Your business, we’ll call it Privacy Co., operates out of Kingston, you sell product almost exclusively to the United States and now a European Union (EU) privacy regulation is affecting the way you handle customer data? What gives?
So, Privacy Co. operates in Kingston and predominantly sells to the United States so the GDPR probably does not mean much to them, right? Well, last summer, the company attended trade shows all across Europe and amassed quite the email list. On top of this, the marketing team has decided to run targeted online ads in the countries that hosted them. Despite the fact that Privacy Co. has not actually made a sale to a European customer, the GDPR makes a valid assumption that since the Company is collecting personal data, the company also likely intends to sell to EU residents in the future. As such, the GDPR applies to Privacy Co., since it is “processing” data that belongs to EU residents. Processing has been given a broad definition and can include anything from storing personally identifiable data to using it for better informed forecasting models.
If you even slightly suspect that your company may be processing personally identifiable information from EU residents you will want to make sure you do the following, as soon as possible:
- Conduct an internal audit to ascertain what type of personal data you are collecting, what are you using the data for and where is the data coming from;
- Establish policies that govern how personal data is collected and used;
- Set up appropriate counter-measures and security checks to ensure that personal data is secure, (encryption and adequate technological safeguards are an essential part of the GDPR);

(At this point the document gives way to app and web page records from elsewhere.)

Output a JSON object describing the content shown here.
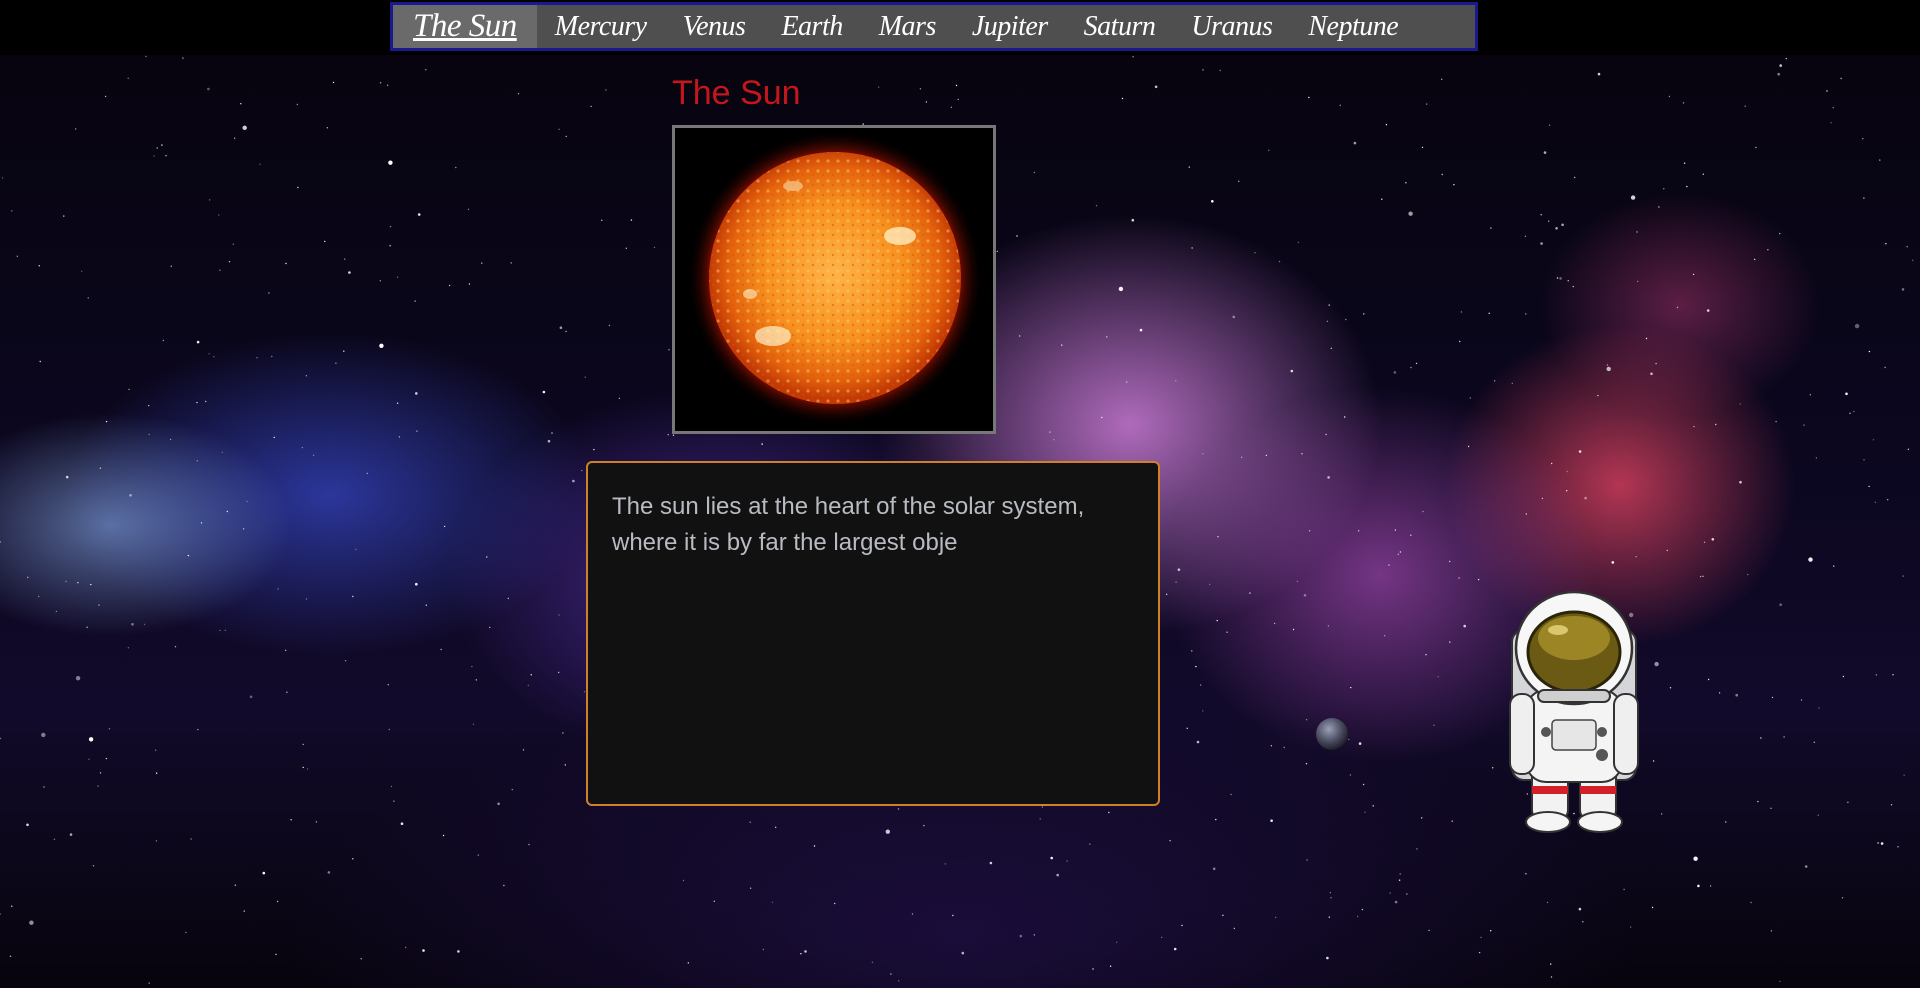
{
  "nav": {
    "items": [
      {
        "label": "The Sun",
        "active": true
      },
      {
        "label": "Mercury",
        "active": false
      },
      {
        "label": "Venus",
        "active": false
      },
      {
        "label": "Earth",
        "active": false
      },
      {
        "label": "Mars",
        "active": false
      },
      {
        "label": "Jupiter",
        "active": false
      },
      {
        "label": "Saturn",
        "active": false
      },
      {
        "label": "Uranus",
        "active": false
      },
      {
        "label": "Neptune",
        "active": false
      }
    ]
  },
  "planet": {
    "title": "The Sun",
    "image_icon": "sun-image",
    "description": "The sun lies at the heart of the solar system, where it is by far the largest obje"
  },
  "decor": {
    "moon_icon": "moon-icon",
    "astronaut_icon": "astronaut-icon"
  },
  "colors": {
    "title": "#c4161c",
    "nav_border": "#1a1a8c",
    "nav_bg": "#4f4f4f",
    "desc_border": "#d0802a",
    "desc_bg": "#111111"
  }
}
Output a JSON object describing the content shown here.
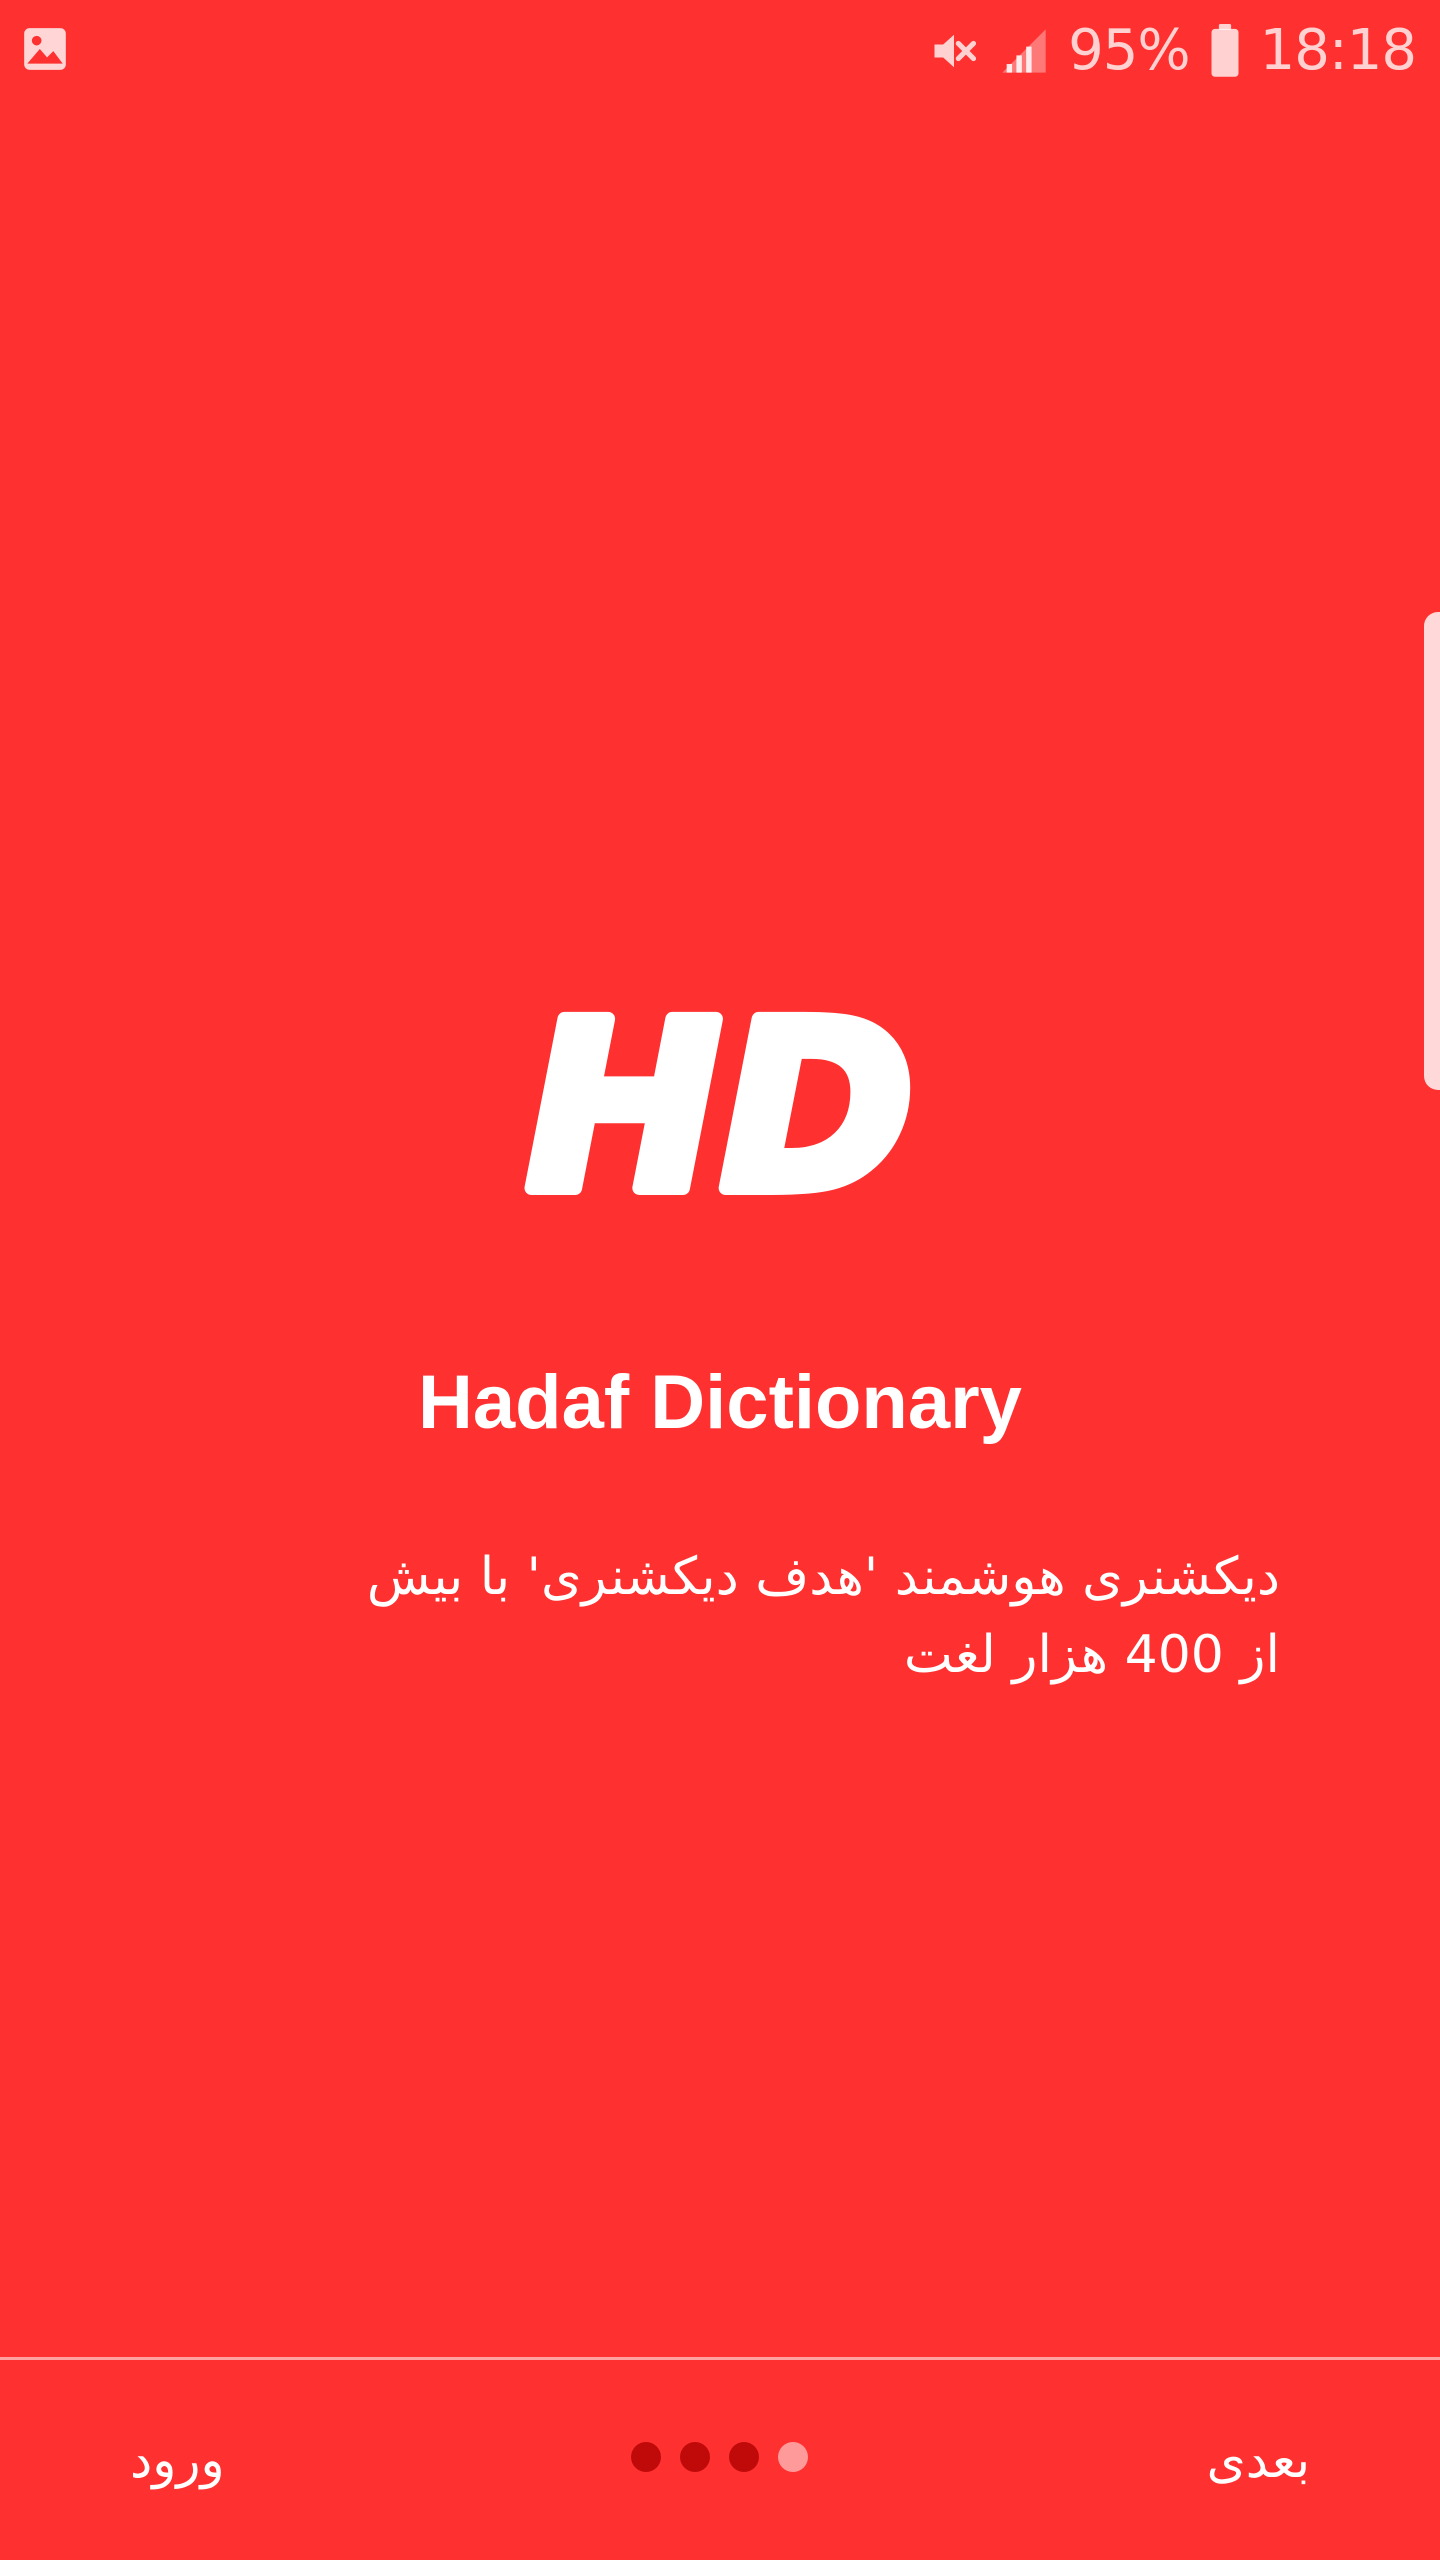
{
  "status_bar": {
    "battery_percent": "95%",
    "time": "18:18",
    "icons": [
      "gallery-notification-icon",
      "mute-icon",
      "signal-icon",
      "battery-icon"
    ]
  },
  "logo": {
    "text": "HD"
  },
  "onboarding": {
    "title": "Hadaf Dictionary",
    "description": "دیکشنری هوشمند 'هدف دیکشنری' با بیش از 400 هزار لغت"
  },
  "pager": {
    "total_pages": 4,
    "active_page": 1
  },
  "footer": {
    "login_label": "ورود",
    "next_label": "بعدی"
  },
  "colors": {
    "background": "#FF3030",
    "foreground": "#FFFFFF",
    "dot_active": "#FF9A9A",
    "dot_inactive": "#C00A0A"
  }
}
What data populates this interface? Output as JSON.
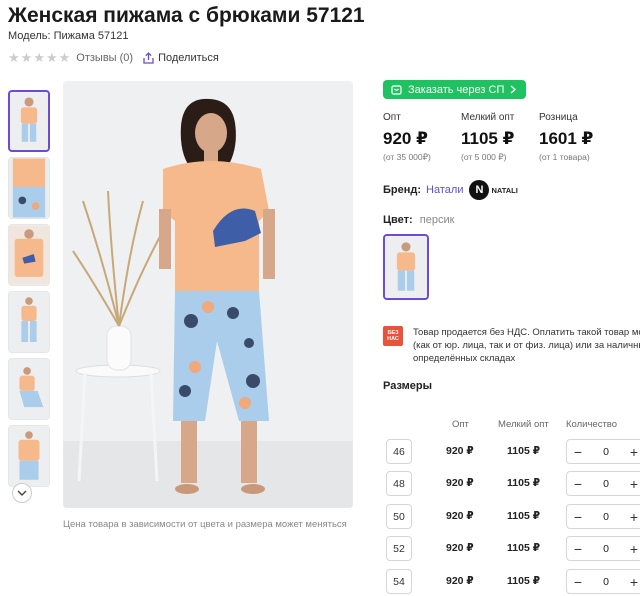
{
  "product": {
    "title": "Женская пижама с брюками 57121",
    "model_label": "Модель:",
    "model_value": "Пижама 57121",
    "reviews": "Отзывы (0)",
    "share": "Поделиться"
  },
  "gallery": {
    "note": "Цена товара в зависимости от цвета и размера может меняться",
    "thumb_count": 6
  },
  "order": {
    "sp_button": "Заказать через СП"
  },
  "prices": [
    {
      "label": "Опт",
      "value": "920 ₽",
      "sub": "(от 35 000₽)"
    },
    {
      "label": "Мелкий опт",
      "value": "1105 ₽",
      "sub": "(от 5 000 ₽)"
    },
    {
      "label": "Розница",
      "value": "1601 ₽",
      "sub": "(от 1 товара)"
    }
  ],
  "brand": {
    "label": "Бренд:",
    "name": "Натали",
    "logo_text": "NATALI"
  },
  "color": {
    "label": "Цвет:",
    "value": "персик"
  },
  "vat": {
    "badge": "БЕЗ НАС",
    "line1": "Товар продается без НДС. Оплатить такой товар мо",
    "line2": "(как от юр. лица, так и от физ. лица) или за наличны",
    "line3": "определённых складах"
  },
  "sizes": {
    "title": "Размеры",
    "headers": [
      "Опт",
      "Мелкий опт",
      "Количество"
    ],
    "rows": [
      {
        "size": "46",
        "opt": "920 ₽",
        "small_opt": "1105 ₽",
        "qty": "0"
      },
      {
        "size": "48",
        "opt": "920 ₽",
        "small_opt": "1105 ₽",
        "qty": "0"
      },
      {
        "size": "50",
        "opt": "920 ₽",
        "small_opt": "1105 ₽",
        "qty": "0"
      },
      {
        "size": "52",
        "opt": "920 ₽",
        "small_opt": "1105 ₽",
        "qty": "0"
      },
      {
        "size": "54",
        "opt": "920 ₽",
        "small_opt": "1105 ₽",
        "qty": "0"
      }
    ],
    "minus": "−",
    "plus": "+"
  },
  "colors": {
    "accent": "#6c4bd8",
    "green": "#20c160",
    "link": "#5a50d6",
    "vat_badge": "#e8533b",
    "shirt": "#f6b98c",
    "pants": "#a9cdea"
  }
}
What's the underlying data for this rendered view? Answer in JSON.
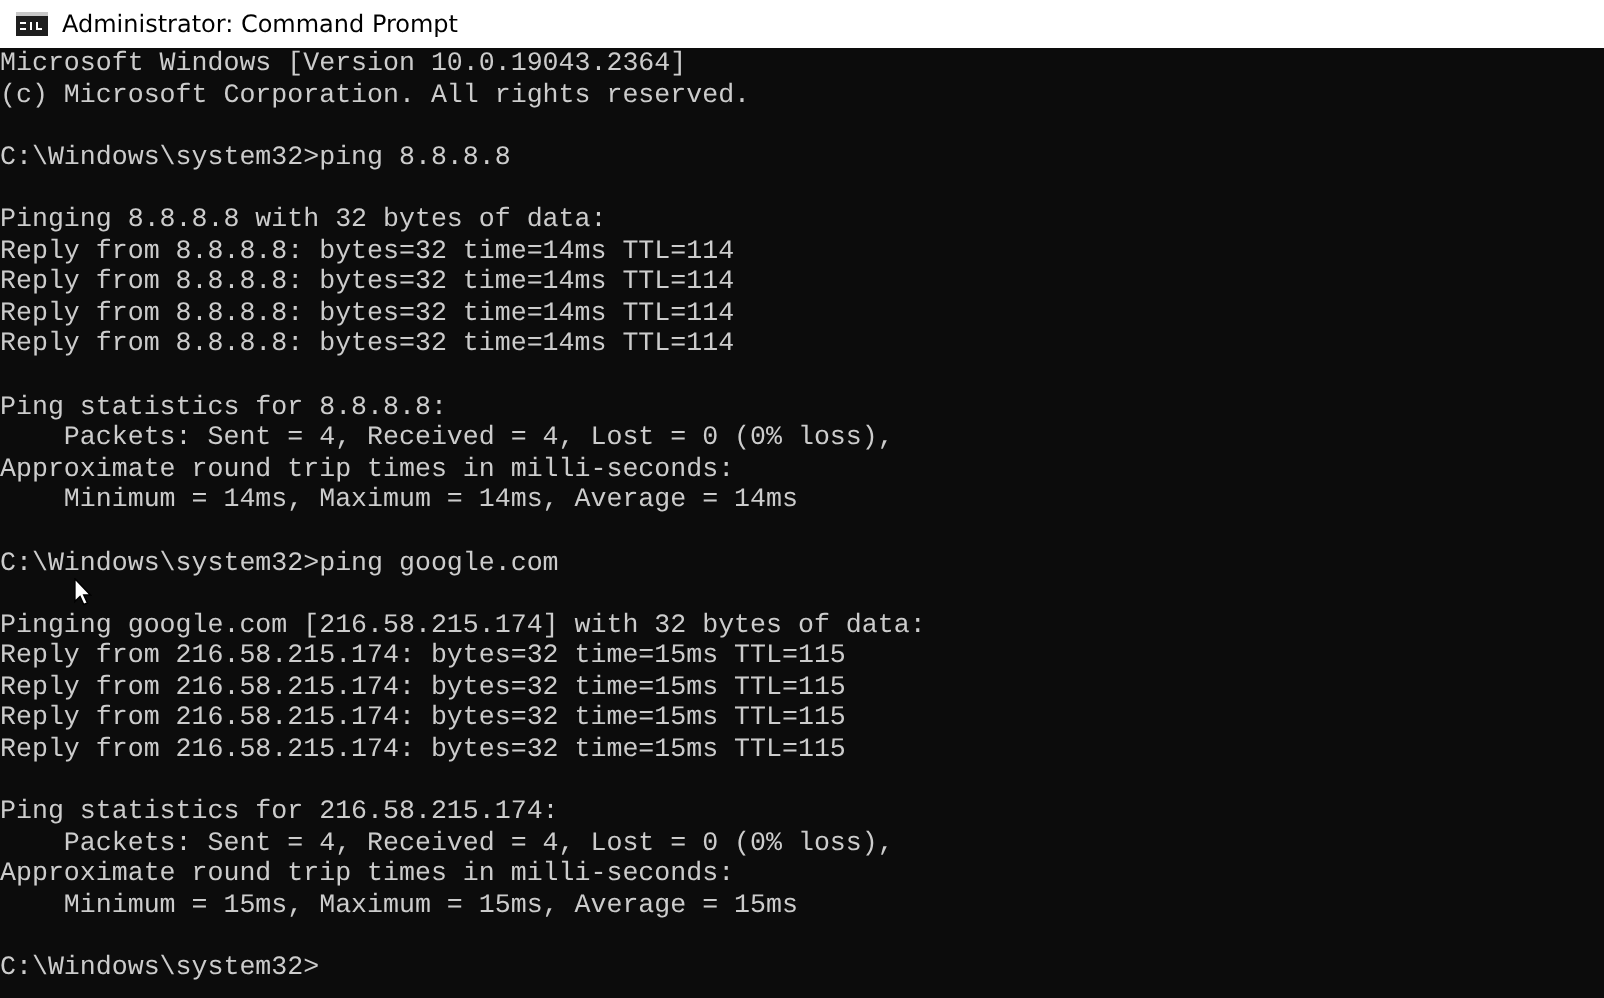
{
  "window": {
    "title": "Administrator: Command Prompt"
  },
  "console": {
    "blocks": [
      [
        "Microsoft Windows [Version 10.0.19043.2364]",
        "(c) Microsoft Corporation. All rights reserved."
      ],
      [
        "C:\\Windows\\system32>ping 8.8.8.8"
      ],
      [
        "Pinging 8.8.8.8 with 32 bytes of data:",
        "Reply from 8.8.8.8: bytes=32 time=14ms TTL=114",
        "Reply from 8.8.8.8: bytes=32 time=14ms TTL=114",
        "Reply from 8.8.8.8: bytes=32 time=14ms TTL=114",
        "Reply from 8.8.8.8: bytes=32 time=14ms TTL=114"
      ],
      [
        "Ping statistics for 8.8.8.8:",
        "    Packets: Sent = 4, Received = 4, Lost = 0 (0% loss),",
        "Approximate round trip times in milli-seconds:",
        "    Minimum = 14ms, Maximum = 14ms, Average = 14ms"
      ],
      [
        "C:\\Windows\\system32>ping google.com"
      ],
      [
        "Pinging google.com [216.58.215.174] with 32 bytes of data:",
        "Reply from 216.58.215.174: bytes=32 time=15ms TTL=115",
        "Reply from 216.58.215.174: bytes=32 time=15ms TTL=115",
        "Reply from 216.58.215.174: bytes=32 time=15ms TTL=115",
        "Reply from 216.58.215.174: bytes=32 time=15ms TTL=115"
      ],
      [
        "Ping statistics for 216.58.215.174:",
        "    Packets: Sent = 4, Received = 4, Lost = 0 (0% loss),",
        "Approximate round trip times in milli-seconds:",
        "    Minimum = 15ms, Maximum = 15ms, Average = 15ms"
      ],
      [
        "C:\\Windows\\system32>"
      ]
    ]
  }
}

- Make data readily available to those entitled to view it, and continuously audit your efforts.